To sum up, the symbiosis of the ‘innocent’ middle class and the ‘honest’ media houses in the drive against corruption in India means a lot about hiding things while they proclaim to expose everything that is obstructing the way of the nation to better accountability. The utopia that they intend to achieve through the unfettered neoliberal policies while weeding out the anomalous elements of the system through their crusade also looks best when imagined. The moment the pervasive rot in the system is to be addressed really, the structural components of the neoliberal system preferring the accumulation of the wealth in few hands are bound to be fully visible to all. And that accumulation is a designed outcome of the corrupt acts as much as that is of the conventionally non-corrupt acts. And there will be a very long time before the anti-corruption people in India or elsewhere come to realize how the vicious fact-making of the giant corporate-aligned media machine had deprived them from real facts .

No comments:

विजय कुमारको खुशी पढेपछि

जीवन, खुशी अहंकार

जीवनमा अफ्ठ्यारा घुम्तीहरुमा हिंडिरहँदा मैले कुनै क्षणमा पलायनलाई एउटा विकल्पको रुपमा कल्पना गरेको थिएँ, त्यसलाई यथार्थमा बदल्ने आँट गरिनँ, त्यो बेग्लै कुरा हो त्यसबेला लाग्थ्योः मेरा समग्र दुखहरुको कारण मेरो वरपरको वातावरण हो, यसबाट साहसपूर्वक बाहिरिएँ भने नयाँ दुख आउलान् तर तत्क्षणका दुरुह दुखहरु गायब भएर जानेछन् कति गलत थिएँ !

Read more from Dashain Issue

Debating partition of India: culpability and consequences

Read the whole story here

Why I write...

I do not know why I often tend to view people rather grimly: they usually are not as benevolent, well-intentioned and capable or strong as they appear to be. This assumption is founded on my own self-assessment, though I don’t have a clue as to whether it is justifiable to generalize an observation made in one individual. This being the fact, my views of writers as ‘capable’ people are not that encouraging: I tend to see them as people who intend to create really great and world-changing writings but most of the times end up producing parochial pieces. Also, given the fact that the society where we grow and learn is full of dishonesty, treachery, deceit and above else, mundanity, it is rather unrealistic to expect an entirely reinvigorating work of writing from every other person who scribbles words in paper.
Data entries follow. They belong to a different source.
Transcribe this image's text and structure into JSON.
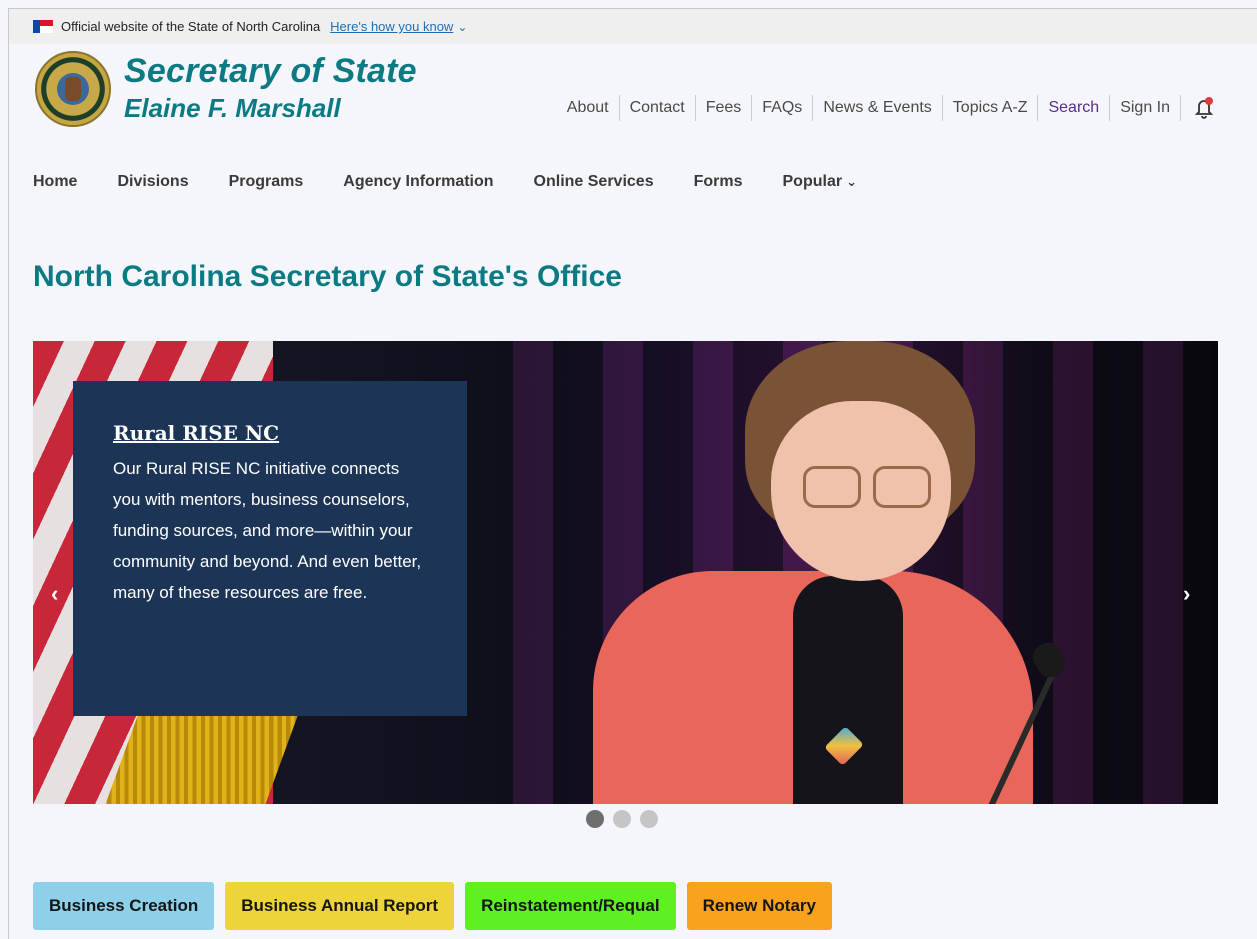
{
  "gov_banner": {
    "text": "Official website of the State of North Carolina",
    "link": "Here's how you know",
    "chevron_icon": "chevron-down-icon"
  },
  "header": {
    "title": "Secretary of State",
    "subtitle": "Elaine F. Marshall",
    "logo_icon": "state-seal-icon"
  },
  "utility_nav": {
    "items": [
      "About",
      "Contact",
      "Fees",
      "FAQs",
      "News & Events",
      "Topics A-Z",
      "Search",
      "Sign In"
    ],
    "bell_icon": "bell-notification-icon"
  },
  "main_nav": {
    "items": [
      "Home",
      "Divisions",
      "Programs",
      "Agency Information",
      "Online Services",
      "Forms",
      "Popular"
    ],
    "popular_chevron": "chevron-down-icon"
  },
  "page_title": "North Carolina Secretary of State's Office",
  "carousel": {
    "slide_title": "Rural RISE NC",
    "slide_text": "Our Rural RISE NC initiative connects you with mentors, business counselors, funding sources, and more—within your community and beyond. And even better, many of these resources are free.",
    "prev_symbol": "‹",
    "next_symbol": "›",
    "slide_count": 3,
    "active_slide": 1
  },
  "quick_links": [
    {
      "label": "Business Creation",
      "color": "#8ecfe9"
    },
    {
      "label": "Business Annual Report",
      "color": "#ecd43a"
    },
    {
      "label": "Reinstatement/Requal",
      "color": "#5ef021"
    },
    {
      "label": "Renew Notary",
      "color": "#f8a21e"
    }
  ]
}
On life's challenges

Somebody has said: “I was born intelligent but education ruined me”. I was born a mere child, as everyone is, and grew up as an ordinary teenager eventually landing up in youth and then adulthood. The extent to which formal education helped me to learn about the world may be debatable but it definitely did not ruin me. There were, however, things that nearly ruined me. There came moments when I contemplated some difficult choices. And there came and passed periods when I underwent through an apparently everlasting spell of agony. There came bends in life from which it was very tempting to move straight ahead instead of following the zigzag course.

Read more